  3. @Frank

    I completely agree. While I may be a little biased (I was born in Australia but my parents are from Hong kong and Guang Zhou), Singapore is way to clinical and sterile for me to be the real Asia. Give me Hong Kong, Bangkok, Ho Chi Minh or KL any day. They have that little bit of chaos that Asian cities need. Even Seoul and Tokyo have their own unique vibe about them. Best way I describe Singapore is that its Asia for beginners…

  4. Great post, Gary! It would be great if you could do this for several other cities as well.

    @Frank, I think you definitely didn’t do it right if Orchard Road was “the only form of entertainment” you could find. Orchard Road itself is indeed not that great.

    If you love local food, you’d be spoilt for choice. Some are really good too (as Gary has shown in his previous posts).

    I love a slow night stroll along the Marina Bay area (from the Fullerton Hotel to the Esplanade and the Marina Bay Sands).

    As for night life, I think the locals would disagree, although I don’t know enough to comment. I went to Clarke Quay and I thought it was a great area to chill out at night.

  5. @Frank, if you like the hustle of some of the places mentioned by some people here Singapore is most definitely not the place for you.. however there are interesting things and places you can do… for a one stop local food place check out Chinafood street if the weather is good, it is not some place that I would go myself (too hot with no a/c) but some people like that sort of thing. In Singapore the past time is basically to eat or drink all day.. so people seek out interesting and different places to eat etc…if you like the higher end stuff and dont mind the sometimes crazy crowds check out kudeta at marina bay sands for a drink, they go on till late. For food or outdoor lounge with an amazing view check out me@oue at OUE Bayfront. For an interesting local food you cannot simply find in a hawker centre check out Immigrants Gastro pub, Peramakan, Sum kee Foods and last but not least Hua yu wee. You can find all the details on google of course…. check them out the next time you are in town… weekday night life in Singapore is practically non existent.. maybe Clark Quay.. there is a diff sort of night life that goes on everyday of the week but I shall keep it family friendly here LOL

  6. Thanks for a great write-up of one of my favourite cities!

    I see there’re a few people who don’t like Singapore too much, but often it’s because many people come to the city expecting to see rickshaws and farmers in straw hats. The modern city that Singapore is very often throws them off, and I think that’s a reason for much of the bad press.

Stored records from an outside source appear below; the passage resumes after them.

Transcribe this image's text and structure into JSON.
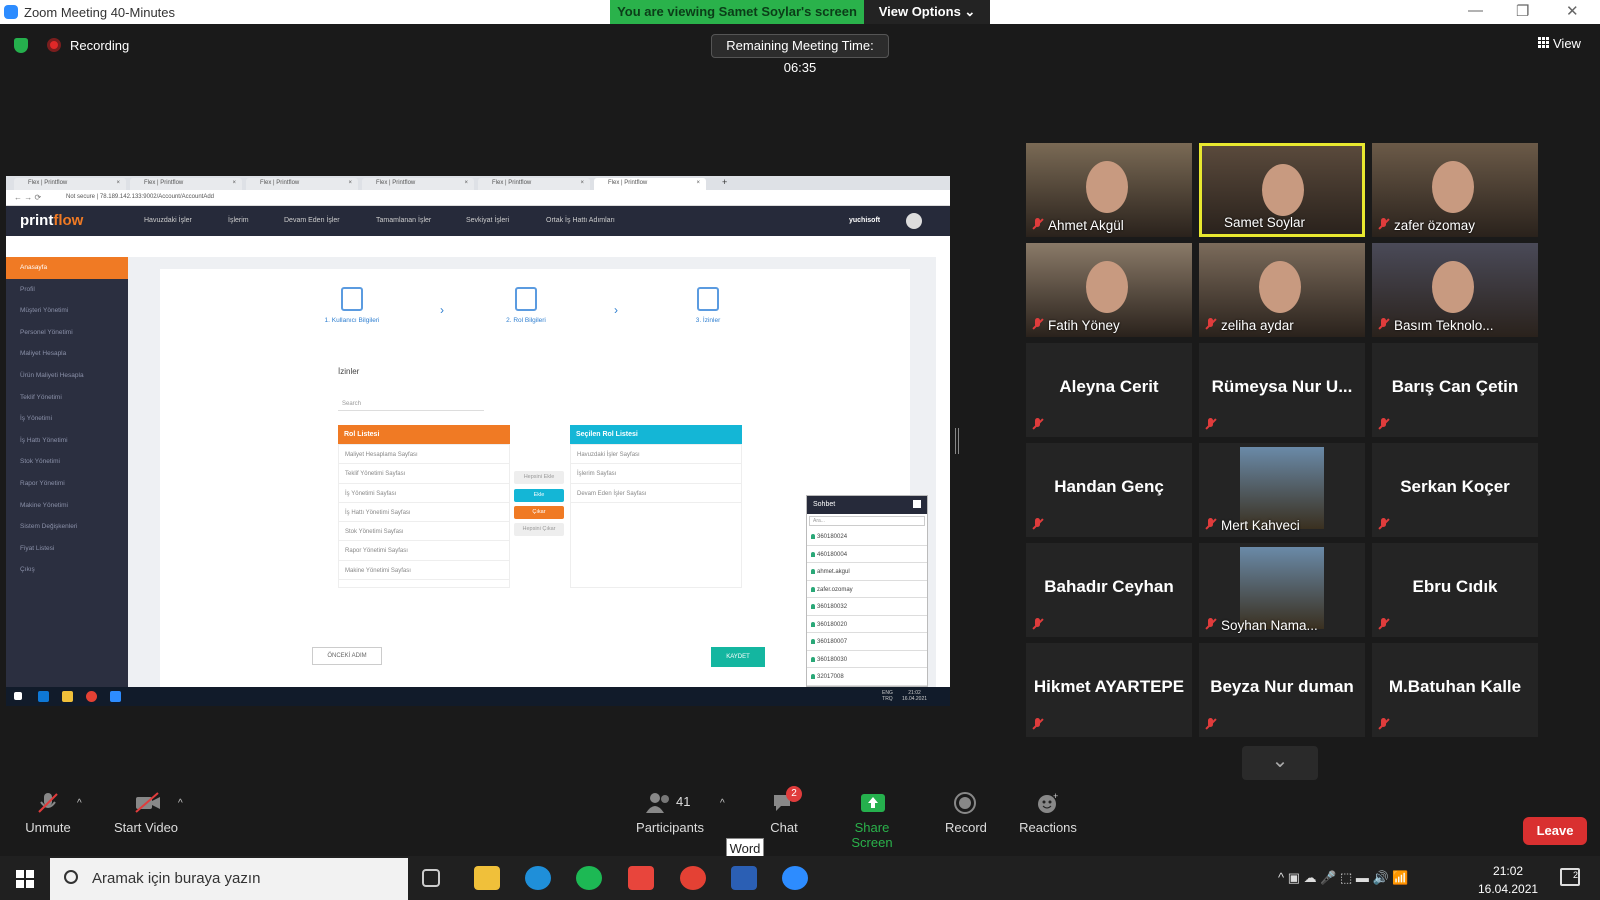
{
  "window": {
    "title": "Zoom Meeting 40-Minutes",
    "minimize": "—",
    "restore": "❐",
    "close": "✕"
  },
  "banner": {
    "viewing": "You are viewing Samet Soylar's screen",
    "view_options": "View Options ⌄"
  },
  "status": {
    "recording": "Recording",
    "remaining": "Remaining Meeting Time: 06:35",
    "view": "View"
  },
  "shared_screen": {
    "tabs": [
      "Flex | Printflow",
      "Flex | Printflow",
      "Flex | Printflow",
      "Flex | Printflow",
      "Flex | Printflow",
      "Flex | Printflow"
    ],
    "tab_close": "×",
    "new_tab": "+",
    "url": "Not secure  |  78.189.142.133:9002/Account/AccountAdd",
    "nav_arrows": "←  →  ⟳",
    "logo_main": "print",
    "logo_accent": "flow",
    "top_nav": [
      "Havuzdaki İşler",
      "İşlerim",
      "Devam Eden İşler",
      "Tamamlanan İşler",
      "Sevkiyat İşleri",
      "Ortak İş Hattı Adımları"
    ],
    "user": "yuchisoft",
    "sidebar": [
      "Anasayfa",
      "Profil",
      "Müşteri Yönetimi",
      "Personel Yönetimi",
      "Maliyet Hesapla",
      "Ürün Maliyeti Hesapla",
      "Teklif Yönetimi",
      "İş Yönetimi",
      "İş Hattı Yönetimi",
      "Stok Yönetimi",
      "Rapor Yönetimi",
      "Makine Yönetimi",
      "Sistem Değişkenleri",
      "Fiyat Listesi",
      "Çıkış"
    ],
    "steps": [
      "1. Kullanıcı Bilgileri",
      "2. Rol Bilgileri",
      "3. İzinler"
    ],
    "step_chevron": "›",
    "section_title": "İzinler",
    "search_placeholder": "Search",
    "rol_list_title": "Rol Listesi",
    "rol_items": [
      "Maliyet Hesaplama Sayfası",
      "Teklif Yönetimi Sayfası",
      "İş Yönetimi Sayfası",
      "İş Hattı Yönetimi Sayfası",
      "Stok Yönetimi Sayfası",
      "Rapor Yönetimi Sayfası",
      "Makine Yönetimi Sayfası"
    ],
    "selected_title": "Seçilen Rol Listesi",
    "selected_items": [
      "Havuzdaki İşler Sayfası",
      "İşlerim Sayfası",
      "Devam Eden İşler Sayfası"
    ],
    "mid_buttons": [
      "Hepsini Ekle",
      "Ekle",
      "Çıkar",
      "Hepsini Çıkar"
    ],
    "prev_button": "ÖNCEKİ ADIM",
    "save_button": "KAYDET",
    "chat_title": "Sohbet",
    "chat_search": "Ara...",
    "chat_users": [
      "360180024",
      "460180004",
      "ahmet.akgul",
      "zafer.ozomay",
      "360180032",
      "360180020",
      "360180007",
      "360180030",
      "32017008"
    ],
    "taskbar_clock": [
      "21:02",
      "16.04.2021"
    ],
    "taskbar_lang": [
      "ENG",
      "TRQ"
    ]
  },
  "participants": [
    {
      "name": "Ahmet Akgül",
      "video": true
    },
    {
      "name": "Samet Soylar",
      "video": true,
      "speaking": true
    },
    {
      "name": "zafer özomay",
      "video": true
    },
    {
      "name": "Fatih Yöney",
      "video": true
    },
    {
      "name": "zeliha aydar",
      "video": true
    },
    {
      "name": "Basım Teknolo...",
      "video": true
    },
    {
      "name": "Aleyna Cerit",
      "video": false
    },
    {
      "name": "Rümeysa Nur U...",
      "video": false
    },
    {
      "name": "Barış Can Çetin",
      "video": false
    },
    {
      "name": "Handan Genç",
      "video": false
    },
    {
      "name": "Mert Kahveci",
      "video": true,
      "photo": true
    },
    {
      "name": "Serkan Koçer",
      "video": false
    },
    {
      "name": "Bahadır Ceyhan",
      "video": false
    },
    {
      "name": "Soyhan Nama...",
      "video": true,
      "photo": true
    },
    {
      "name": "Ebru Cıdık",
      "video": false
    },
    {
      "name": "Hikmet AYARTEPE",
      "video": false
    },
    {
      "name": "Beyza Nur duman",
      "video": false
    },
    {
      "name": "M.Batuhan Kalle",
      "video": false
    }
  ],
  "gallery_scroll": "⌄",
  "toolbar": {
    "unmute": "Unmute",
    "start_video": "Start Video",
    "participants": "Participants",
    "participants_count": "41",
    "chat": "Chat",
    "chat_badge": "2",
    "share_screen": "Share Screen",
    "record": "Record",
    "reactions": "Reactions",
    "leave": "Leave",
    "tooltip": "Word",
    "caret": "^"
  },
  "windows_taskbar": {
    "search_placeholder": "Aramak için buraya yazın",
    "time": "21:02",
    "date": "16.04.2021",
    "notif_count": "2",
    "tray_icons": "^  ▣  ☁  🎤  ⬚  ▬  🔊  📶"
  },
  "colors": {
    "zoom_green": "#2ab24b",
    "leave_red": "#d93030",
    "speaker_yellow": "#e8e82f",
    "printflow_orange": "#f07a24",
    "printflow_cyan": "#14b6d6"
  }
}
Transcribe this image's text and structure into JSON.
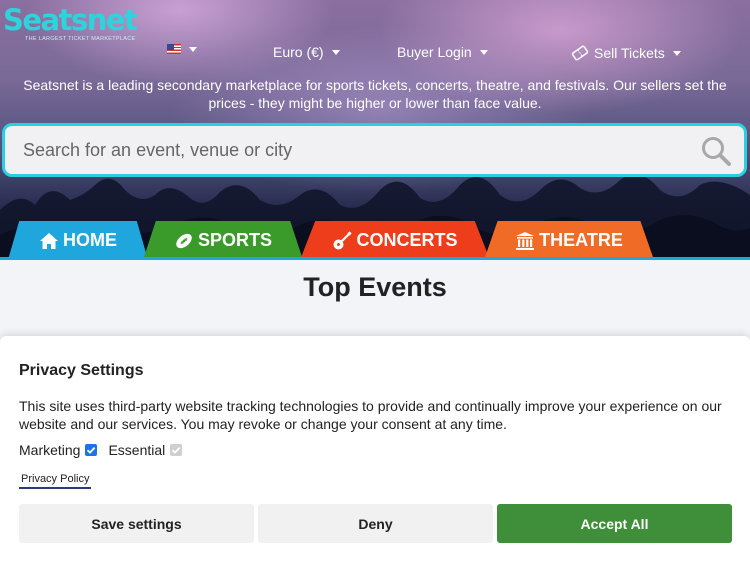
{
  "header": {
    "logo_text": "Seatsnet",
    "logo_tagline": "THE LARGEST TICKET MARKETPLACE",
    "nav": {
      "flag_icon": "us-flag-icon",
      "currency": "Euro (€)",
      "buyer_login": "Buyer Login",
      "sell_tickets": "Sell Tickets"
    },
    "intro_text": "Seatsnet is a leading secondary marketplace for sports tickets, concerts, theatre, and festivals. Our sellers set the prices - they might be higher or lower than face value."
  },
  "search": {
    "placeholder": "Search for an event, venue or city",
    "icon": "search-icon"
  },
  "tabs": [
    {
      "label": "HOME",
      "icon": "home-icon",
      "color": "#1fa6dc"
    },
    {
      "label": "SPORTS",
      "icon": "football-icon",
      "color": "#3a9a2a"
    },
    {
      "label": "CONCERTS",
      "icon": "guitar-icon",
      "color": "#ee3d1a"
    },
    {
      "label": "THEATRE",
      "icon": "theatre-icon",
      "color": "#f06b26"
    }
  ],
  "main": {
    "section_title": "Top Events"
  },
  "privacy": {
    "title": "Privacy Settings",
    "text": "This site uses third-party website tracking technologies to provide and continually improve your experience on our website and our services. You may revoke or change your consent at any time.",
    "marketing_label": "Marketing",
    "marketing_checked": true,
    "essential_label": "Essential",
    "essential_checked": true,
    "policy_link": "Privacy Policy",
    "buttons": {
      "save": "Save settings",
      "deny": "Deny",
      "accept": "Accept All"
    },
    "accept_color": "#3f8f3a"
  }
}
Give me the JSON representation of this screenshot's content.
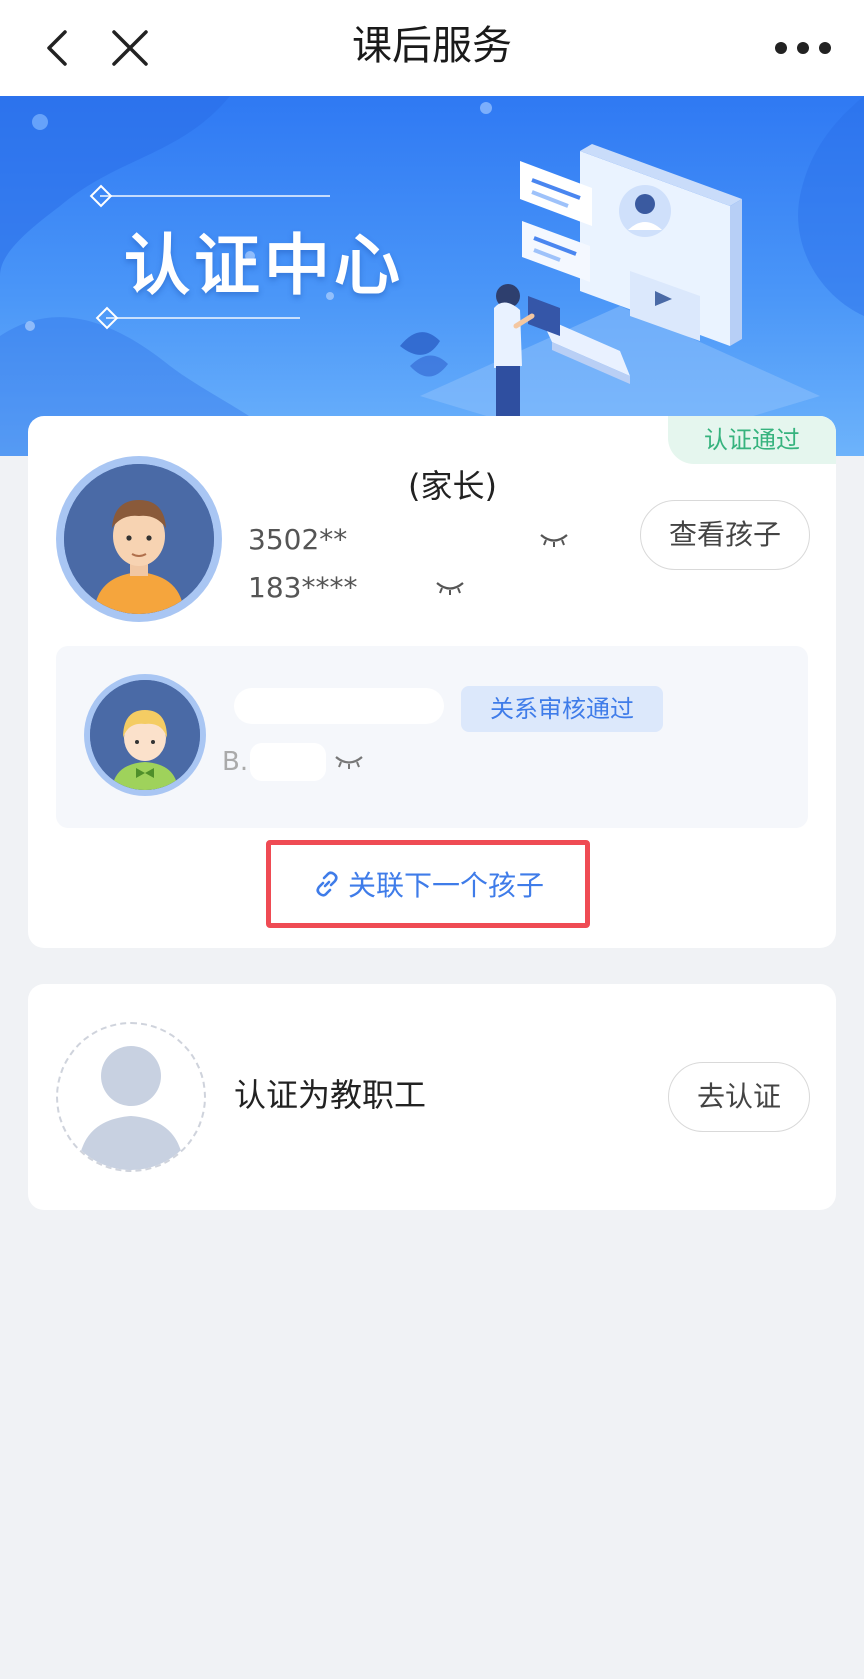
{
  "nav": {
    "title": "课后服务"
  },
  "banner": {
    "title": "认证中心"
  },
  "parent_card": {
    "status_badge": "认证通过",
    "name_suffix": "(家长)",
    "id_number_prefix": "3502**",
    "phone_prefix": "183****",
    "view_children_label": "查看孩子",
    "child": {
      "relation_badge": "关系审核通过",
      "id_prefix": "B."
    },
    "link_next_child_label": "关联下一个孩子"
  },
  "staff_card": {
    "title": "认证为教职工",
    "verify_button_label": "去认证"
  },
  "colors": {
    "accent_blue": "#3f7ce9",
    "success_green": "#36b37e",
    "highlight_red": "#ef4b54",
    "page_background": "#f0f2f5"
  },
  "icons": {
    "back": "chevron-left-icon",
    "close": "close-icon",
    "more": "more-dots-icon",
    "eye_closed": "eye-closed-icon",
    "link": "link-icon"
  }
}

    Having said that, all you need to do is scratch beneath the surface a little and you see a city that is still very Asian in many ways with the temples and markets. Sure, it’s not as gritty as the bird market in Yogjakarta, but you shouldn’t expect that from Singapore. I also think it’s one of Asia’s most multicultural cities. Others — like Bangkok, Hong Kong, Taipei, Beijing, Mumbai, Tokyo — are essentially monocultural cities.

  7. Glad you enjoyed my (current) hometown. Haven’t had a chance to try out that particular Char Kway Teow but need to rectify this next time I’m in the Outram Park are.

    Do you know the “Singapore City Gallery”? It’s a free exhibition about Singapore’s past and future in the URA building, right next to the famous Maxwell Food Centre.

    Seeing that you were pointing out a great OCBC credit card, do you (or others here) have recommendations for a blog similar to yours focusing on the different mileage programs that make most sense for those of us based in Asia? (Collecting OneWorld Miles on AA and SkyTeam miles on DL might not make all that much sense…)

  8. Gary, I’m in SG now. Couple questions about the platinum theater. T&C says World Elite Mastercard $5 off is good until Dec 31, 2014. Do you know if it continues into 2015? Also, can you get the discount when paying online?

  9. @Frank and @Hamster: for nightlife in Singapore, go to Duxton Hill or Club Street. Lots of cool restaurants and bars, cool atmosphere and great people watching.

Comments are closed.